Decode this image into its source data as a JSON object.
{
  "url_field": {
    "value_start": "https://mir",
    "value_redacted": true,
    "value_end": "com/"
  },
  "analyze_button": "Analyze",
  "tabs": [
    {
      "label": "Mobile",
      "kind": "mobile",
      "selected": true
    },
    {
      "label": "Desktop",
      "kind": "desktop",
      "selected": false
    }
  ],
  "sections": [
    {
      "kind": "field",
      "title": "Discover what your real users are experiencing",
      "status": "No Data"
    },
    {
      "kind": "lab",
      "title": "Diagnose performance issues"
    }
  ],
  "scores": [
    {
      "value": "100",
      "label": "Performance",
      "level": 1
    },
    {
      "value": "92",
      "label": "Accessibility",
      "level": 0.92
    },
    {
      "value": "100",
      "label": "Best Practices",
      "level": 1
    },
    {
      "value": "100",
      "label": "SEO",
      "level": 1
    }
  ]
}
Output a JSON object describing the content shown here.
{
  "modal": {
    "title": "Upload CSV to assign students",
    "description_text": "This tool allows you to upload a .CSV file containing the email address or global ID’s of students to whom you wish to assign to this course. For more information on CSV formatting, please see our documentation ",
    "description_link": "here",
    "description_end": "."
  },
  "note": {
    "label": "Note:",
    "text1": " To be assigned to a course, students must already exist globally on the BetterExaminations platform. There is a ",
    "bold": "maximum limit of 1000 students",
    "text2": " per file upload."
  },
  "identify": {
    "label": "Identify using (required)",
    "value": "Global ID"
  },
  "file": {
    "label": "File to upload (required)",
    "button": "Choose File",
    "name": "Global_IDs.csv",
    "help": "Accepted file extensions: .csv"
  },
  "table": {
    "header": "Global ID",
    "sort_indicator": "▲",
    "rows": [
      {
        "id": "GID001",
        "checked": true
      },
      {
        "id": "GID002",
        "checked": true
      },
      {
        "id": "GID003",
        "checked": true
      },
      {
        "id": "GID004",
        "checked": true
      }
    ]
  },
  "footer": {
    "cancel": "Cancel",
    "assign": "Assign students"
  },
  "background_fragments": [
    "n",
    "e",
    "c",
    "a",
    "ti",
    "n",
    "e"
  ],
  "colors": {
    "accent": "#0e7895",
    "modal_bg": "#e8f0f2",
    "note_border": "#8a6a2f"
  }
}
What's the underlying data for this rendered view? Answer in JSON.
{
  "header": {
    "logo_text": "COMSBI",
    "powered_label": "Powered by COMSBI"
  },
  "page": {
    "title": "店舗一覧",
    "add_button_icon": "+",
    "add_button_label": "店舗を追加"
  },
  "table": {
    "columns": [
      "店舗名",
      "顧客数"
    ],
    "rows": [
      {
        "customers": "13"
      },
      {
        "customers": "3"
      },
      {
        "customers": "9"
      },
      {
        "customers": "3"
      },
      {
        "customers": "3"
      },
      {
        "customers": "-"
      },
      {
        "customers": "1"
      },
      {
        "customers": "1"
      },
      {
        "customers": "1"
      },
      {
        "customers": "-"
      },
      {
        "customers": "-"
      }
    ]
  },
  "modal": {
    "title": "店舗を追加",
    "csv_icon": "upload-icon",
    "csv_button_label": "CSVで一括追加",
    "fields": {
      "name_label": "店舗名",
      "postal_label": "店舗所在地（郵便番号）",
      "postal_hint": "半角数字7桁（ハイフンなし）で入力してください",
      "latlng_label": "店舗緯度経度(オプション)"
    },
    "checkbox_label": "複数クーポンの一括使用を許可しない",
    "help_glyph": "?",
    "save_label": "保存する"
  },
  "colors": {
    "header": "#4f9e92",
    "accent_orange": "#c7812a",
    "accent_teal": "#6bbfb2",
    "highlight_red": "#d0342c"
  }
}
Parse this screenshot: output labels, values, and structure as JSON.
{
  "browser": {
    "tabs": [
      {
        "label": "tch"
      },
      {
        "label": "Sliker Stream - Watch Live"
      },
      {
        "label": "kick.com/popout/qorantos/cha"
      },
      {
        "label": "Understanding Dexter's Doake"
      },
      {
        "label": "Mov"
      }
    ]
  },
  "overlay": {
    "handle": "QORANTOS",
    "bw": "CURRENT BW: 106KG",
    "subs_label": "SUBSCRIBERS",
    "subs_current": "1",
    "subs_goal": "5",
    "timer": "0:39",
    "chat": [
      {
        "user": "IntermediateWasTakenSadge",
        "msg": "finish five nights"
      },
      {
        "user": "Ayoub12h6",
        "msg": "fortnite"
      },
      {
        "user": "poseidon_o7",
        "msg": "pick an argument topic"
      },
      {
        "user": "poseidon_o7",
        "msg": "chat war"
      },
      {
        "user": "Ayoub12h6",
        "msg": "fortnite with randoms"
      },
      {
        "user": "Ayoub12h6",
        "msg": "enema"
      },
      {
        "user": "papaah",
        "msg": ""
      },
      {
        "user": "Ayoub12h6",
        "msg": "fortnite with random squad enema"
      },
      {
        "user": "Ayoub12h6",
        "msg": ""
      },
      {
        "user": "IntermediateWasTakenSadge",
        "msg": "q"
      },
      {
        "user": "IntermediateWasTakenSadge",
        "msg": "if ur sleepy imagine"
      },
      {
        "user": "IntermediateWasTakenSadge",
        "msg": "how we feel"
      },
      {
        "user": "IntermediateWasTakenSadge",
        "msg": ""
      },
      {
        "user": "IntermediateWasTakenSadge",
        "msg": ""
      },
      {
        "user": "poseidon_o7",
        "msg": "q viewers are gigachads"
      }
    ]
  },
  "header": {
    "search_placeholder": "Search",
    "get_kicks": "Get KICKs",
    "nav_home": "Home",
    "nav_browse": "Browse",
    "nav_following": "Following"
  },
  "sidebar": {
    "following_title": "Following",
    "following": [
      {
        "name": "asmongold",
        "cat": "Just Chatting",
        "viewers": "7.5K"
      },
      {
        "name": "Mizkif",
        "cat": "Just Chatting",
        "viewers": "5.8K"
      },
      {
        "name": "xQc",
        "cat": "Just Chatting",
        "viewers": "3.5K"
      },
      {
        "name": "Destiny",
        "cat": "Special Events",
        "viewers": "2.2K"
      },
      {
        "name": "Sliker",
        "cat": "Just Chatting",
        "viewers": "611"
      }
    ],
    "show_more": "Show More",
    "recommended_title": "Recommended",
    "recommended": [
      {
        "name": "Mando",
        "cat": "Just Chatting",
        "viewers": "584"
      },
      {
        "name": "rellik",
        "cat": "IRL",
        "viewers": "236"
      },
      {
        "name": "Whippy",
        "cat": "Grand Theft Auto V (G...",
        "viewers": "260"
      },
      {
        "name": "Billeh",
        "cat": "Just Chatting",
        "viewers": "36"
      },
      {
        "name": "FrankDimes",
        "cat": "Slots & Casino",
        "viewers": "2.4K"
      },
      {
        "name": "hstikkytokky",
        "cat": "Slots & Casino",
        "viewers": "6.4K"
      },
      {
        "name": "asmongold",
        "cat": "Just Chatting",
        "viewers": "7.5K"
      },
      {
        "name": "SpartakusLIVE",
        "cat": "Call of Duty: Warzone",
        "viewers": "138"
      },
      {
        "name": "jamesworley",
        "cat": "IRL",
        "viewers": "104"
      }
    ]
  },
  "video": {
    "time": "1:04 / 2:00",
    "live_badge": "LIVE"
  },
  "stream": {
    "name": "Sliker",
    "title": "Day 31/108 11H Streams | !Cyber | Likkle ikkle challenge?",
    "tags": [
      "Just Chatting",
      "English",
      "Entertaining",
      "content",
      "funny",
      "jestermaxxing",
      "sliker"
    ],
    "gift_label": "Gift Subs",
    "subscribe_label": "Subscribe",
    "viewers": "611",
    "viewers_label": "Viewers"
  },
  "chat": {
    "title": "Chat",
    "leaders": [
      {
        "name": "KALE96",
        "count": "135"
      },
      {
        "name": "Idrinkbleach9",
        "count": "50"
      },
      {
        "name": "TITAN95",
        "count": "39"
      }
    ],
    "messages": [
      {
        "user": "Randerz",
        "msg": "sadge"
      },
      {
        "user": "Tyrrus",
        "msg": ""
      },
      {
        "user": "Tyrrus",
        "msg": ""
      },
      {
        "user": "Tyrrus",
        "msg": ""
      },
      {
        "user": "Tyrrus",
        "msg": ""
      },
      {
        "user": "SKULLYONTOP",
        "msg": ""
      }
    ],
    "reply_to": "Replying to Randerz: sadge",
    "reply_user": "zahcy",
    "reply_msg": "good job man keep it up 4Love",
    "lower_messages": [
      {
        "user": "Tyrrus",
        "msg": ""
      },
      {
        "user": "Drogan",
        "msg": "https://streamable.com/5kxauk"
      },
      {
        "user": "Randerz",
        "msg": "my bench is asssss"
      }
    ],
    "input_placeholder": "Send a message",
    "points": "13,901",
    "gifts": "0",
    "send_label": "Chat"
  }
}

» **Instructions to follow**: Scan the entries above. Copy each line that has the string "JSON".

» **Answer below**:
Decode this image into its source data as a JSON object.
Output a JSON object describing the content shown here.
What's the underlying data for this rendered view? Answer in JSON.
Parse this screenshot: output labels, values, and structure as JSON.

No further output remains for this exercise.